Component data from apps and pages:
* * * *

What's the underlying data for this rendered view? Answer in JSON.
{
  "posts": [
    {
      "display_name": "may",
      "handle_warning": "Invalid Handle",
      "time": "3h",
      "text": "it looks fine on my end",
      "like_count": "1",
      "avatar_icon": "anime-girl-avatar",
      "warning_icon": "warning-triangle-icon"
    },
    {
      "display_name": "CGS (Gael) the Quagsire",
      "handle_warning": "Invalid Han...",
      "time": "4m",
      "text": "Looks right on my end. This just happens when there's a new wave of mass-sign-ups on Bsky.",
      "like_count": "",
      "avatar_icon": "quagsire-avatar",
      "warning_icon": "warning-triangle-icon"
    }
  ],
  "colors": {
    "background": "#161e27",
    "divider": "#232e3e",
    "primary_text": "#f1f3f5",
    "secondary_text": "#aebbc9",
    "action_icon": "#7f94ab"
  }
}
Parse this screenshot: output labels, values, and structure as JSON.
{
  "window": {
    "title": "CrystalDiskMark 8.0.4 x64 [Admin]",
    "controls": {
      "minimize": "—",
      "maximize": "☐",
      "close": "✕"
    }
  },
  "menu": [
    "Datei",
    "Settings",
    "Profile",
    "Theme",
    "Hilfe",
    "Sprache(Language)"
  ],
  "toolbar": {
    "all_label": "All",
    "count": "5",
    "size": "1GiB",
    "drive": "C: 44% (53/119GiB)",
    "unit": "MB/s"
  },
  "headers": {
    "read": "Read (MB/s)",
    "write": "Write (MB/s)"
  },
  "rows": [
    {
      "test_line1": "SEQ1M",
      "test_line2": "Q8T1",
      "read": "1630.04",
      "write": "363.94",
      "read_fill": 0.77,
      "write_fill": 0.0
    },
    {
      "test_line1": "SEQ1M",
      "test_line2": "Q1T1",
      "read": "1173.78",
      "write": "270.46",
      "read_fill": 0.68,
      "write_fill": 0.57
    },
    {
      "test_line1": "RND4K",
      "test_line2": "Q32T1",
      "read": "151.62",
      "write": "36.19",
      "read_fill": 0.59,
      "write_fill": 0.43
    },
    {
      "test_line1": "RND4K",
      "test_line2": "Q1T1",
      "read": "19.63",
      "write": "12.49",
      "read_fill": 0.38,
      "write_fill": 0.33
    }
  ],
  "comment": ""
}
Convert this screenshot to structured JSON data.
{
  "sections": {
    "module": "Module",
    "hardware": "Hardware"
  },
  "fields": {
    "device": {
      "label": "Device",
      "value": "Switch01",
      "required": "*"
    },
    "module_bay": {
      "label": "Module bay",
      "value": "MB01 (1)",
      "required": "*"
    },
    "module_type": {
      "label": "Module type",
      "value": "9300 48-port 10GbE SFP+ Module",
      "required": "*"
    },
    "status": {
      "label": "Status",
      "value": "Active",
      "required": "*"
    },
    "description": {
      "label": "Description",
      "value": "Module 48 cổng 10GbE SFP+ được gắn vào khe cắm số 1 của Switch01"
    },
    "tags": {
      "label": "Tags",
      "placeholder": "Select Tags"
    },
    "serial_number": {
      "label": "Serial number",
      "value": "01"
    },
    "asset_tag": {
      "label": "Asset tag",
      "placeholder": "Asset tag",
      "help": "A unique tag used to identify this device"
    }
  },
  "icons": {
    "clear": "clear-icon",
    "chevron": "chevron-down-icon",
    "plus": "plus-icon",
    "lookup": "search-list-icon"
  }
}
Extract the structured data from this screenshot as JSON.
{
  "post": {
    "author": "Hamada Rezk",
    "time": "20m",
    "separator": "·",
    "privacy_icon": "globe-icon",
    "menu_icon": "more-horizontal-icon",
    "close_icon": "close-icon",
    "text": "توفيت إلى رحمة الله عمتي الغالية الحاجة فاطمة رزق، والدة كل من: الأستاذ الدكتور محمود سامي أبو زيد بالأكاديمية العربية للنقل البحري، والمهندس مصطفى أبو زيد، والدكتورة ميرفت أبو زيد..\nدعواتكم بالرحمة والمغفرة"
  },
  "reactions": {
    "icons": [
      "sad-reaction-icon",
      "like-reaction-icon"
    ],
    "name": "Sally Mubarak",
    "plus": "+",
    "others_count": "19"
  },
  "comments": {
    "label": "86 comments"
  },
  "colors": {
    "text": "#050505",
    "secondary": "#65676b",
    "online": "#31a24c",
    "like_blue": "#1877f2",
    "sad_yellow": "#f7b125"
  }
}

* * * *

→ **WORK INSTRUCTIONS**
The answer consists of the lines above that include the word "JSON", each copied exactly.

→ **ANSWER**
What's the underlying data for this rendered view? Answer in JSON.
Parse this screenshot: output labels, values, and structure as JSON.
Convert this screenshot to structured JSON data.
Extract the structured data from this screenshot as JSON.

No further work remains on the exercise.